- Gross Domestic Product (GDP) is the sum of the value of all goods and services produced in a country each year.
- Against the backdrop of the Great Depression and World War II, it became the main tool for measuring a country’s economy.
- Peter Vanham discusses its history and relevance in this book excerpt taken from Stakeholder Capitalism: A Global Economy that Works for Progress, People and Planet.
- Watch and hear all episodes of the Stakeholder Capitalism podcast here.
What if your invention changes the world, but not in the way you intended it? That is what happened to Simon Kuznets, a Russian-born US economist, who helped develop the concept of gross domestic product, or GDP, almost a century ago.
For Kuznets, who tried to make sense of the Great Depression and its impact on the economy, GDP was a useful measure. It helped account how much goods the US economy produced, and how quickly it rebounded after the crisis. But the economist also warned it was a poor tool for policymaking – to no avail.
For many markets and policymakers, GDP growth has become an all-consuming metric, even though it is counterproductive to solve some of the world’s biggest problems: inequality and environmental degradation, which are getting worse over time.

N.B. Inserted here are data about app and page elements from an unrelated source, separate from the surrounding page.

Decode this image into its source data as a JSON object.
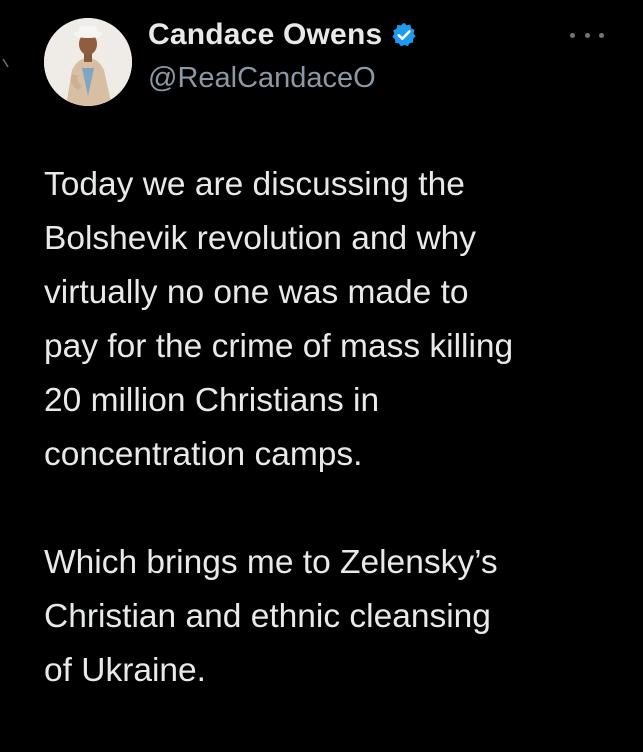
{
  "tweet": {
    "author": {
      "display_name": "Candace Owens",
      "handle": "@RealCandaceO",
      "verified": true,
      "verified_color": "#1d9bf0",
      "avatar_icon": "avatar-photo"
    },
    "more_icon": "more-horizontal-icon",
    "paragraphs": [
      "Today we are discussing the\nBolshevik revolution and why\nvirtually no one was made to\npay for the crime of mass killing\n20 million Christians in\nconcentration camps.",
      "Which brings me to Zelensky’s\nChristian and ethnic cleansing\nof Ukraine."
    ]
  },
  "colors": {
    "background": "#000000",
    "primary_text": "#e7e9ea",
    "secondary_text": "#8b98a5",
    "icon_gray": "#71767b"
  }
}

The crises we are facing may be the ultimate “I told you so” of an oft misunderstood economist, and could be summarized as “Kuznets’ Curse”. But before we get deeper into this “curse”, let’s examine who exactly Simon Kuznets was, and when and how he invented GDP.
Who was Simon Kuznets?
Simon Kuznets was born in Pinsk, a city in the Russian Empire, in 1901, and studied economics and statistics at the University of Kharkiv (now in Ukraine). But despite his promising academic record there, he would not stay in the country of his birth for long after reaching adulthood.
In 1922, Vladimir Lenin’s Red Army won a years-long civil war in Russia. With the Soviet Union in the making, Kuznets, like thousands of others, emigrated to the US. There, he first got a PhD in economics at Columbia University, and then joined the National Bureau of Economic Research (NBER), a well-respected economic think tank.
His timing was impeccable. In the decades after his arrival, the US grew to become the leading world economy. Kuznets was there to help the country make sense of that newly found position. He pioneered key concepts that dominate economic science and policymaking to this day and became one of the world’s most prominent economists.
Backdrop of boom and bust
When Kuznets arrived in the US, the country was on an economic high; it came out of the First World War swinging. US manufacturers introduced goods, such as the car and the radio, to the country’s huge domestic market, selling them to a public hungry …….